Julian: The Vietnam War was a long and deadly conflict. More than three million people were killed, and more than half of those were Vietnamese civilians.
The U.S. first got involved in Vietnam in the 1950s in an effort to try to stop the spread of Communism. America backed South Vietnam as it fought against the north, which wanted Vietnam to be under communist rule. Our biggest rival, and another communist nation, the Soviet Union, supported the north.
Vietnam was a tough war fought in a region of the world the U.S. knew very little about. But as the conflict spread, battles were fought not just in Vietnam, but in neighboring Cambodia and Laos.
By the late 1960s, the Vietnam War grew more unpopular among Americans and there began to be protests around the country.
Though the U.S. pulled out in 1973 with heavy losses, the war continued until 1975 when North Vietnam took over the south. The next year, the country became one communist nation.

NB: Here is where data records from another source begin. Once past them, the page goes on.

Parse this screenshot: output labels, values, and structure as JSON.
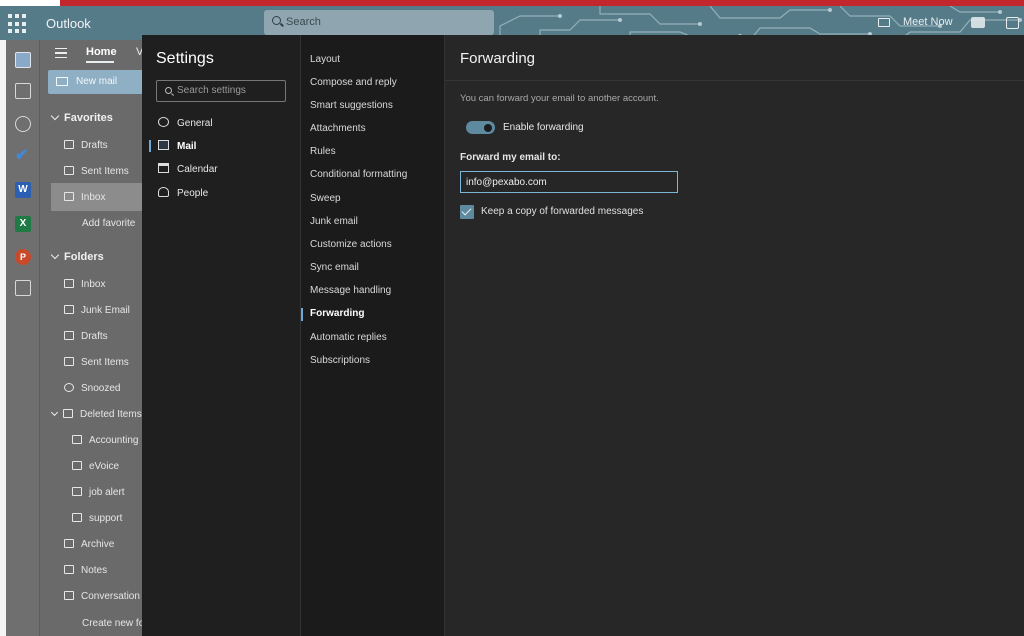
{
  "app": {
    "name": "Outlook",
    "search_placeholder": "Search",
    "meet_now": "Meet Now"
  },
  "rail": {
    "icons": [
      "mail-icon",
      "calendar-icon",
      "people-icon",
      "todo-icon",
      "word-icon",
      "excel-icon",
      "powerpoint-icon",
      "more-apps-icon"
    ]
  },
  "folder_pane": {
    "tab_home": "Home",
    "tab_view": "V",
    "new_mail": "New mail",
    "favorites_header": "Favorites",
    "favorites": [
      {
        "label": "Drafts",
        "icon": "drafts-icon"
      },
      {
        "label": "Sent Items",
        "icon": "sent-icon"
      },
      {
        "label": "Inbox",
        "icon": "inbox-icon",
        "selected": true
      },
      {
        "label": "Add favorite",
        "icon": ""
      }
    ],
    "folders_header": "Folders",
    "folders": [
      {
        "label": "Inbox",
        "icon": "inbox-icon"
      },
      {
        "label": "Junk Email",
        "icon": "junk-icon"
      },
      {
        "label": "Drafts",
        "icon": "drafts-icon"
      },
      {
        "label": "Sent Items",
        "icon": "sent-icon"
      },
      {
        "label": "Snoozed",
        "icon": "clock-icon"
      },
      {
        "label": "Deleted Items",
        "icon": "trash-icon"
      },
      {
        "label": "Accounting",
        "icon": "folder-icon"
      },
      {
        "label": "eVoice",
        "icon": "folder-icon"
      },
      {
        "label": "job alert",
        "icon": "folder-icon"
      },
      {
        "label": "support",
        "icon": "folder-icon"
      },
      {
        "label": "Archive",
        "icon": "archive-icon"
      },
      {
        "label": "Notes",
        "icon": "notes-icon"
      },
      {
        "label": "Conversation",
        "icon": "folder-icon"
      },
      {
        "label": "Create new fo",
        "icon": ""
      }
    ]
  },
  "settings": {
    "title": "Settings",
    "search_placeholder": "Search settings",
    "categories": [
      {
        "label": "General",
        "icon": "gear-icon"
      },
      {
        "label": "Mail",
        "icon": "mail-icon",
        "selected": true
      },
      {
        "label": "Calendar",
        "icon": "calendar-icon"
      },
      {
        "label": "People",
        "icon": "people-icon"
      }
    ],
    "mail_items": [
      "Layout",
      "Compose and reply",
      "Smart suggestions",
      "Attachments",
      "Rules",
      "Conditional formatting",
      "Sweep",
      "Junk email",
      "Customize actions",
      "Sync email",
      "Message handling",
      "Forwarding",
      "Automatic replies",
      "Subscriptions"
    ],
    "selected_item": "Forwarding"
  },
  "forwarding": {
    "title": "Forwarding",
    "description": "You can forward your email to another account.",
    "enable_label": "Enable forwarding",
    "enabled": true,
    "forward_to_label": "Forward my email to:",
    "forward_to_value": "info@pexabo.com",
    "keep_copy_label": "Keep a copy of forwarded messages",
    "keep_copy": true
  },
  "colors": {
    "accent": "#5e8aa0",
    "topbar": "#557a88",
    "input_focus": "#7eb6d6"
  }
}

In all, 58,000 Americans were killed, and more than 150,000 were injured in Vietnam.
More than nine million Americans served on active duty during the Vietnam conflict. But in early 1973, the U.S. ended a controversial policy – one that had been in place for more than 30 years. Let’s see if you can figure out what we are referring to.
What U.S. policy ended with the Vietnam War? Is it:

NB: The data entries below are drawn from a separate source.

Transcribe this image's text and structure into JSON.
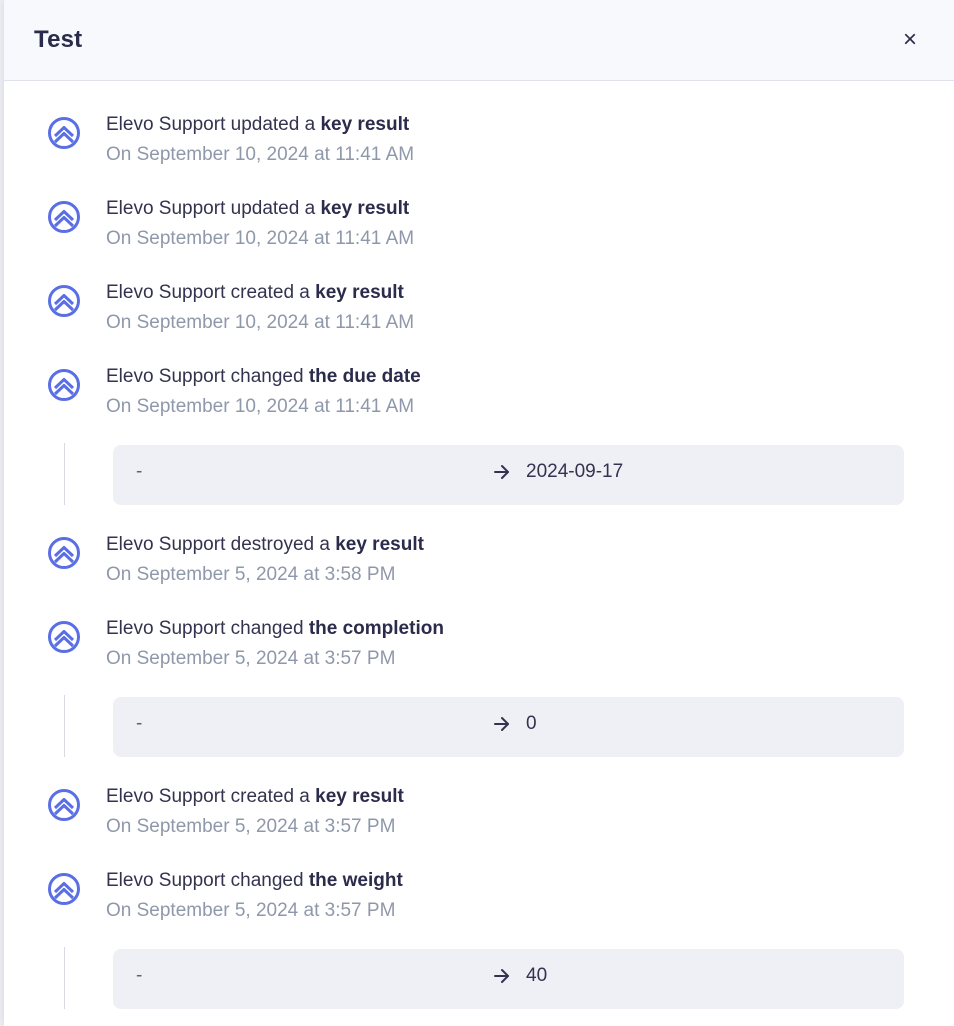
{
  "panel": {
    "title": "Test",
    "close_label": "×"
  },
  "entries": [
    {
      "actor": "Elevo Support",
      "action": " updated a ",
      "target": "key result",
      "timestamp": "On September 10, 2024 at 11:41 AM"
    },
    {
      "actor": "Elevo Support",
      "action": " updated a ",
      "target": "key result",
      "timestamp": "On September 10, 2024 at 11:41 AM"
    },
    {
      "actor": "Elevo Support",
      "action": " created a ",
      "target": "key result",
      "timestamp": "On September 10, 2024 at 11:41 AM"
    },
    {
      "actor": "Elevo Support",
      "action": " changed ",
      "target": "the due date",
      "timestamp": "On September 10, 2024 at 11:41 AM"
    },
    {
      "actor": "Elevo Support",
      "action": " destroyed a ",
      "target": "key result",
      "timestamp": "On September 5, 2024 at 3:58 PM"
    },
    {
      "actor": "Elevo Support",
      "action": " changed ",
      "target": "the completion",
      "timestamp": "On September 5, 2024 at 3:57 PM"
    },
    {
      "actor": "Elevo Support",
      "action": " created a ",
      "target": "key result",
      "timestamp": "On September 5, 2024 at 3:57 PM"
    },
    {
      "actor": "Elevo Support",
      "action": " changed ",
      "target": "the weight",
      "timestamp": "On September 5, 2024 at 3:57 PM"
    }
  ],
  "changes": [
    {
      "old": "-",
      "new": "2024-09-17"
    },
    {
      "old": "-",
      "new": "0"
    },
    {
      "old": "-",
      "new": "40"
    }
  ],
  "icons": {
    "entry_icon": "elevo-logo-icon",
    "close_icon": "close-icon",
    "arrow_icon": "arrow-right-icon"
  },
  "colors": {
    "brand": "#5a6ee6",
    "muted_text": "#8f98aa",
    "change_box": "#eff0f5"
  }
}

A. Geneva Convention
B. Military draft
C. Cold War
D. Kyoto Protocol
You have got ten seconds!
The right answer is “B.” The military draft ended after the U.S. signed a peace agreement with Vietnam.
The U.S. draft, also called conscription, required young men to serve in the military during war and peacetime. Women have not been a part of the draft in the U.S.
More than 10 million men entered mandatory service in World War II alone.
During the early ‘70s, as the Vietnam War dragged on, the backlash against the draft gained momentum with protests and the burning of draft cards. And some young men avoided the draft by leaving the country.
By 1973, it was announced that there would be no more draft orders and the U.S. started moving to an all volunteer military.